╭──
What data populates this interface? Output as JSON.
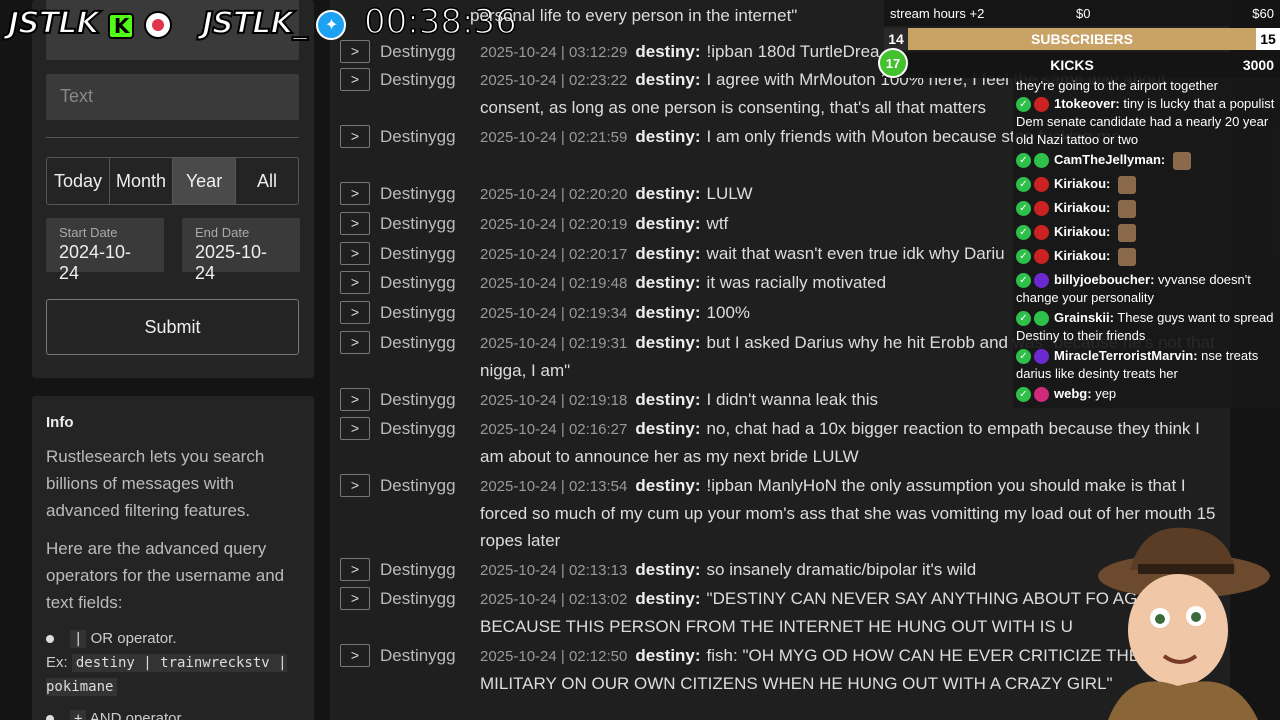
{
  "sidebar": {
    "text_placeholder": "Text",
    "ranges": [
      "Today",
      "Month",
      "Year",
      "All"
    ],
    "active_range": "Year",
    "start_date_label": "Start Date",
    "start_date": "2024-10-24",
    "end_date_label": "End Date",
    "end_date": "2025-10-24",
    "submit_label": "Submit"
  },
  "info": {
    "heading": "Info",
    "p1": "Rustlesearch lets you search billions of messages with advanced filtering features.",
    "p2": "Here are the advanced query operators for the username and text fields:",
    "op1_symbol": "|",
    "op1_desc": "OR operator.",
    "op1_ex_label": "Ex:",
    "op1_ex": "destiny | trainwreckstv | pokimane",
    "op2_symbol": "+",
    "op2_desc": "AND operator."
  },
  "overlay": {
    "brand1": "JSTLK",
    "brand2": "JSTLK_",
    "timer": "00:38:36",
    "top_cut_text": "personal life to every person in the internet\""
  },
  "goals": {
    "stream_hours_label": "stream hours +2",
    "stream_hours_min": "$0",
    "stream_hours_max": "$60",
    "subs_current": "14",
    "subs_label": "SUBSCRIBERS",
    "subs_goal": "15",
    "kicks_level": "17",
    "kicks_label": "KICKS",
    "kicks_goal": "3000"
  },
  "log": [
    {
      "user": "Destinygg",
      "ts": "2025-10-24 | 03:12:29",
      "who": "destiny:",
      "text": "!ipban 180d TurtleDrea..."
    },
    {
      "user": "Destinygg",
      "ts": "2025-10-24 | 02:23:22",
      "who": "destiny:",
      "text": "I agree with MrMouton 100% here, I feel the same way about consent, as long as one person is consenting, that's all that matters"
    },
    {
      "user": "Destinygg",
      "ts": "2025-10-24 | 02:21:59",
      "who": "destiny:",
      "text": "I am only friends with Mouton because stop fucking me"
    },
    {
      "user": "Destinygg",
      "ts": "2025-10-24 | 02:20:20",
      "who": "destiny:",
      "text": "LULW"
    },
    {
      "user": "Destinygg",
      "ts": "2025-10-24 | 02:20:19",
      "who": "destiny:",
      "text": "wtf"
    },
    {
      "user": "Destinygg",
      "ts": "2025-10-24 | 02:20:17",
      "who": "destiny:",
      "text": "wait that wasn't even true idk why Dariu"
    },
    {
      "user": "Destinygg",
      "ts": "2025-10-24 | 02:19:48",
      "who": "destiny:",
      "text": "it was racially motivated"
    },
    {
      "user": "Destinygg",
      "ts": "2025-10-24 | 02:19:34",
      "who": "destiny:",
      "text": "100%"
    },
    {
      "user": "Destinygg",
      "ts": "2025-10-24 | 02:19:31",
      "who": "destiny:",
      "text": "but I asked Darius why he hit Erobb and was \"because he's not that nigga, I am\""
    },
    {
      "user": "Destinygg",
      "ts": "2025-10-24 | 02:19:18",
      "who": "destiny:",
      "text": "I didn't wanna leak this"
    },
    {
      "user": "Destinygg",
      "ts": "2025-10-24 | 02:16:27",
      "who": "destiny:",
      "text": "no, chat had a 10x bigger reaction to empath because they think I am about to announce her as my next bride LULW"
    },
    {
      "user": "Destinygg",
      "ts": "2025-10-24 | 02:13:54",
      "who": "destiny:",
      "text": "!ipban ManlyHoN the only assumption you should make is that I forced so much of my cum up your mom's ass that she was vomitting my load out of her mouth 15 ropes later"
    },
    {
      "user": "Destinygg",
      "ts": "2025-10-24 | 02:13:13",
      "who": "destiny:",
      "text": "so insanely dramatic/bipolar it's wild"
    },
    {
      "user": "Destinygg",
      "ts": "2025-10-24 | 02:13:02",
      "who": "destiny:",
      "text": "\"DESTINY CAN NEVER SAY ANYTHING ABOUT FO AGAIN BECAUSE THIS PERSON FROM THE INTERNET HE HUNG OUT WITH IS U"
    },
    {
      "user": "Destinygg",
      "ts": "2025-10-24 | 02:12:50",
      "who": "destiny:",
      "text": "fish: \"OH MYG OD HOW CAN HE EVER CRITICIZE THE MILITARY ON OUR OWN CITIZENS WHEN HE HUNG OUT WITH A CRAZY GIRL\""
    }
  ],
  "chat": {
    "top_cut": "they're going to the airport together",
    "messages": [
      {
        "name": "1tokeover:",
        "text": "tiny is lucky that a populist Dem senate candidate had a nearly 20 year old Nazi tattoo or two",
        "dot": "#cc2222"
      },
      {
        "name": "CamTheJellyman:",
        "text": "",
        "dot": "#2ec04a"
      },
      {
        "name": "Kiriakou:",
        "text": "",
        "dot": "#cc2222"
      },
      {
        "name": "Kiriakou:",
        "text": "",
        "dot": "#cc2222"
      },
      {
        "name": "Kiriakou:",
        "text": "",
        "dot": "#cc2222"
      },
      {
        "name": "Kiriakou:",
        "text": "",
        "dot": "#cc2222"
      },
      {
        "name": "billyjoeboucher:",
        "text": "vyvanse doesn't change your personality",
        "dot": "#6a2ad0"
      },
      {
        "name": "Grainskii:",
        "text": "These guys want to spread Destiny to their friends",
        "dot": "#2ec04a"
      },
      {
        "name": "MiracleTerroristMarvin:",
        "text": "nse treats darius like desinty treats her",
        "dot": "#6a2ad0"
      },
      {
        "name": "webg:",
        "text": "yep",
        "dot": "#d02a7a"
      }
    ]
  }
}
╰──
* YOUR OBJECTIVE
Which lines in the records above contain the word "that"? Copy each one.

* EXPECTED ANSWER
      "text": "I agree with MrMouton 100% here, I feel the same way about consent, as long as one person is consenting, that's all that matters"
      "text": "wait that wasn't even true idk why Dariu"
      "text": "but I asked Darius why he hit Erobb and was \"because he's not that nigga, I am\""
      "text": "!ipban ManlyHoN the only assumption you should make is that I forced so much of my cum up your mom's ass that she was vomitting my load out of her mouth 15 ropes later"
        "text": "tiny is lucky that a populist Dem senate candidate had a nearly 20 year old Nazi tattoo or two",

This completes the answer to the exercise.